◆ **DATA**
▬▬▬
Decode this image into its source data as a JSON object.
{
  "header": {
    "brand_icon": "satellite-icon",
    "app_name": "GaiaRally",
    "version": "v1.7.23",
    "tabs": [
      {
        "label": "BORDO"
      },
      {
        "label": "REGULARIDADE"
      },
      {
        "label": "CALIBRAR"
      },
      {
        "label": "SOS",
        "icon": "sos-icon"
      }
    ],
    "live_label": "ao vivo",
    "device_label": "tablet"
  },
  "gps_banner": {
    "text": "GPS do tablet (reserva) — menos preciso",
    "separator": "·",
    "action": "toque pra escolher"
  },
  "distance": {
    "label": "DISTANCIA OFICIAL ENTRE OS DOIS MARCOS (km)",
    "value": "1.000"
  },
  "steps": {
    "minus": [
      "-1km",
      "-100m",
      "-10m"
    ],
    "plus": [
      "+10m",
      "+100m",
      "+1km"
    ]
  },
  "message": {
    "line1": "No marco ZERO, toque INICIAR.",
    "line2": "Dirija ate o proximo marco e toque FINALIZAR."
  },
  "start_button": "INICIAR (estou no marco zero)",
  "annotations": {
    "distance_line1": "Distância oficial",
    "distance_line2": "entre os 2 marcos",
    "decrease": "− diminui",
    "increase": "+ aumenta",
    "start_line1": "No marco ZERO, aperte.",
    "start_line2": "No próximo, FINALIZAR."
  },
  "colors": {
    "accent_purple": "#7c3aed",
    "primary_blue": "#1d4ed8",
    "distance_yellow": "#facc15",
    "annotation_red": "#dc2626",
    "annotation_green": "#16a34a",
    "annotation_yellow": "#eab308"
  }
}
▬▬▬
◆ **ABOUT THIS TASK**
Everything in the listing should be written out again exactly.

◆ **PROBLEM SOLUTION**
Decode this image into its source data as a JSON object.
{
  "header": {
    "brand_icon": "satellite-icon",
    "app_name": "GaiaRally",
    "version": "v1.7.23",
    "tabs": [
      {
        "label": "BORDO"
      },
      {
        "label": "REGULARIDADE"
      },
      {
        "label": "CALIBRAR"
      },
      {
        "label": "SOS",
        "icon": "sos-icon"
      }
    ],
    "live_label": "ao vivo",
    "device_label": "tablet"
  },
  "gps_banner": {
    "text": "GPS do tablet (reserva) — menos preciso",
    "separator": "·",
    "action": "toque pra escolher"
  },
  "distance": {
    "label": "DISTANCIA OFICIAL ENTRE OS DOIS MARCOS (km)",
    "value": "1.000"
  },
  "steps": {
    "minus": [
      "-1km",
      "-100m",
      "-10m"
    ],
    "plus": [
      "+10m",
      "+100m",
      "+1km"
    ]
  },
  "message": {
    "line1": "No marco ZERO, toque INICIAR.",
    "line2": "Dirija ate o proximo marco e toque FINALIZAR."
  },
  "start_button": "INICIAR (estou no marco zero)",
  "annotations": {
    "distance_line1": "Distância oficial",
    "distance_line2": "entre os 2 marcos",
    "decrease": "− diminui",
    "increase": "+ aumenta",
    "start_line1": "No marco ZERO, aperte.",
    "start_line2": "No próximo, FINALIZAR."
  },
  "colors": {
    "accent_purple": "#7c3aed",
    "primary_blue": "#1d4ed8",
    "distance_yellow": "#facc15",
    "annotation_red": "#dc2626",
    "annotation_green": "#16a34a",
    "annotation_yellow": "#eab308"
  }
}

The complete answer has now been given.